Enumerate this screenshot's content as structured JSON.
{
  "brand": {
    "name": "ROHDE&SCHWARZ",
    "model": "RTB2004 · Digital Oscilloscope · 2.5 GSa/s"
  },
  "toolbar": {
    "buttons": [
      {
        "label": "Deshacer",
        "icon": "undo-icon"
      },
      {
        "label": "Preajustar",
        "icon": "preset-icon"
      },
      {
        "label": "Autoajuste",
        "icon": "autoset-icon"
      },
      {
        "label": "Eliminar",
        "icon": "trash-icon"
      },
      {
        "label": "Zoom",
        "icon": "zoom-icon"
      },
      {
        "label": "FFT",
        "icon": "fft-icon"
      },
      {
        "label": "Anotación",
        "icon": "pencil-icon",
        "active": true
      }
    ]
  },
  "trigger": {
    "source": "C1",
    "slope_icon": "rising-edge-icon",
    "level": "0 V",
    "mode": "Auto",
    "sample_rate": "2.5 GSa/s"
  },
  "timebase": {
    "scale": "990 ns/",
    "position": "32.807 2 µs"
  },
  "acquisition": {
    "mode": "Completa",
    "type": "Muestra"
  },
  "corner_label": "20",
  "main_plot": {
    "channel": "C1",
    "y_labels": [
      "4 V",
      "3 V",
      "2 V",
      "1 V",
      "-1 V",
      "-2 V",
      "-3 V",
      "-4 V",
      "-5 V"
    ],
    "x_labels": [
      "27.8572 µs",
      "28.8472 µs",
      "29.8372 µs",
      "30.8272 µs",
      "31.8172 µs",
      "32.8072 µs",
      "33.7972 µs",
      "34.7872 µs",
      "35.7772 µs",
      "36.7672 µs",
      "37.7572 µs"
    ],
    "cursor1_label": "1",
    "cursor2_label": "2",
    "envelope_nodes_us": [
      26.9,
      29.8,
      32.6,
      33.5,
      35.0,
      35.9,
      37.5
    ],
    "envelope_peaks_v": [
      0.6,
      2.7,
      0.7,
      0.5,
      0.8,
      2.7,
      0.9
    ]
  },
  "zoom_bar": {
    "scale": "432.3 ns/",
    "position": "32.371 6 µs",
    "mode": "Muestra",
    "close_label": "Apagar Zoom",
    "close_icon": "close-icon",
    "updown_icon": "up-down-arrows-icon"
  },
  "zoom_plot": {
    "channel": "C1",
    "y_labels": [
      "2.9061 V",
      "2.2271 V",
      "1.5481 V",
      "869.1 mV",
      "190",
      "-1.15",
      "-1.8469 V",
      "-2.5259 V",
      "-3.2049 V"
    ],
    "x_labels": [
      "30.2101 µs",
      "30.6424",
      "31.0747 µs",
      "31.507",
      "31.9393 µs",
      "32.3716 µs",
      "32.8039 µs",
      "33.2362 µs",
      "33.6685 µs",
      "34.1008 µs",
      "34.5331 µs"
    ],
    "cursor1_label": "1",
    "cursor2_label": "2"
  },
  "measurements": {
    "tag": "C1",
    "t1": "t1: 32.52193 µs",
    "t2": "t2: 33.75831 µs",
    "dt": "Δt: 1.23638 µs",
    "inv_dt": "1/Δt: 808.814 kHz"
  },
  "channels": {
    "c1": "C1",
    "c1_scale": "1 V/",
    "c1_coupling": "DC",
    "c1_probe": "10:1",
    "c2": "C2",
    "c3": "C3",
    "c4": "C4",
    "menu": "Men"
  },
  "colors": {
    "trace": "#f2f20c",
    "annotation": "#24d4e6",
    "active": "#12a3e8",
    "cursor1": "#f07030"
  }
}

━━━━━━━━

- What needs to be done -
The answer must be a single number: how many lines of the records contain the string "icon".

- Expected output -
10